> **Your instructions**: A single figure is wanted: the count of lines below containing the string "name".

> **Entries supplied**:
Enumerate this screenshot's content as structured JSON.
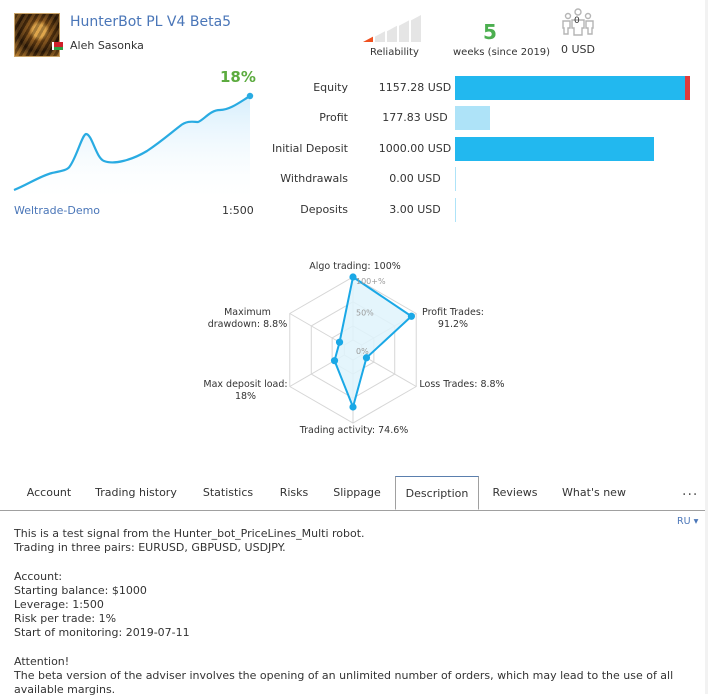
{
  "header": {
    "title": "HunterBot PL V4 Beta5",
    "author": "Aleh Sasonka",
    "country_flag": "belarus-flag",
    "reliability_label": "Reliability",
    "reliability_level": 1,
    "reliability_max": 5,
    "weeks_value": "5",
    "weeks_label": "weeks (since 2019)",
    "subscribers_count": "0",
    "subscribers_fee": "0 USD"
  },
  "growth_chart": {
    "growth_percent": "18%",
    "broker": "Weltrade-Demo",
    "leverage": "1:500",
    "colors": {
      "line": "#29abe2",
      "value": "#5cab3f"
    }
  },
  "metrics": [
    {
      "label": "Equity",
      "value": "1157.28 USD",
      "amount": 1157.28,
      "style": "strong",
      "drawdown_marker": true
    },
    {
      "label": "Profit",
      "value": "177.83 USD",
      "amount": 177.83,
      "style": "light"
    },
    {
      "label": "Initial Deposit",
      "value": "1000.00 USD",
      "amount": 1000.0,
      "style": "strong"
    },
    {
      "label": "Withdrawals",
      "value": "0.00 USD",
      "amount": 0.0,
      "style": "thin"
    },
    {
      "label": "Deposits",
      "value": "3.00 USD",
      "amount": 3.0,
      "style": "thin"
    }
  ],
  "chart_data": {
    "type": "radar",
    "axes": [
      {
        "name": "Algo trading",
        "label": "Algo trading: 100%",
        "value": 100
      },
      {
        "name": "Profit Trades",
        "label": "Profit Trades:\n91.2%",
        "value": 91.2
      },
      {
        "name": "Loss Trades",
        "label": "Loss Trades: 8.8%",
        "value": 8.8
      },
      {
        "name": "Trading activity",
        "label": "Trading activity: 74.6%",
        "value": 74.6
      },
      {
        "name": "Max deposit load",
        "label": "Max deposit load:\n18%",
        "value": 18
      },
      {
        "name": "Maximum drawdown",
        "label": "Maximum\ndrawdown: 8.8%",
        "value": 8.8
      }
    ],
    "scale_labels": [
      "0%",
      "50%",
      "100+%"
    ],
    "range": [
      0,
      100
    ],
    "colors": {
      "line": "#1aa8e6",
      "fill": "#dff3fc",
      "grid": "#d6d6d6"
    }
  },
  "tabs": [
    {
      "label": "Account",
      "active": false
    },
    {
      "label": "Trading history",
      "active": false
    },
    {
      "label": "Statistics",
      "active": false
    },
    {
      "label": "Risks",
      "active": false
    },
    {
      "label": "Slippage",
      "active": false
    },
    {
      "label": "Description",
      "active": true
    },
    {
      "label": "Reviews",
      "active": false
    },
    {
      "label": "What's new",
      "active": false
    }
  ],
  "tabs_more": "···",
  "language": "RU ▾",
  "description": {
    "lines": [
      "This is a test signal from the Hunter_bot_PriceLines_Multi robot.",
      "Trading in three pairs: EURUSD, GBPUSD, USDJPY.",
      "",
      "Account:",
      "Starting balance: $1000",
      "Leverage: 1:500",
      "Risk per trade: 1%",
      "Start of monitoring: 2019-07-11",
      "",
      "Attention!",
      "The beta version of the adviser involves the opening of an unlimited number of orders, which may lead to the use of all available margins."
    ]
  }
}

> **Output below**: 6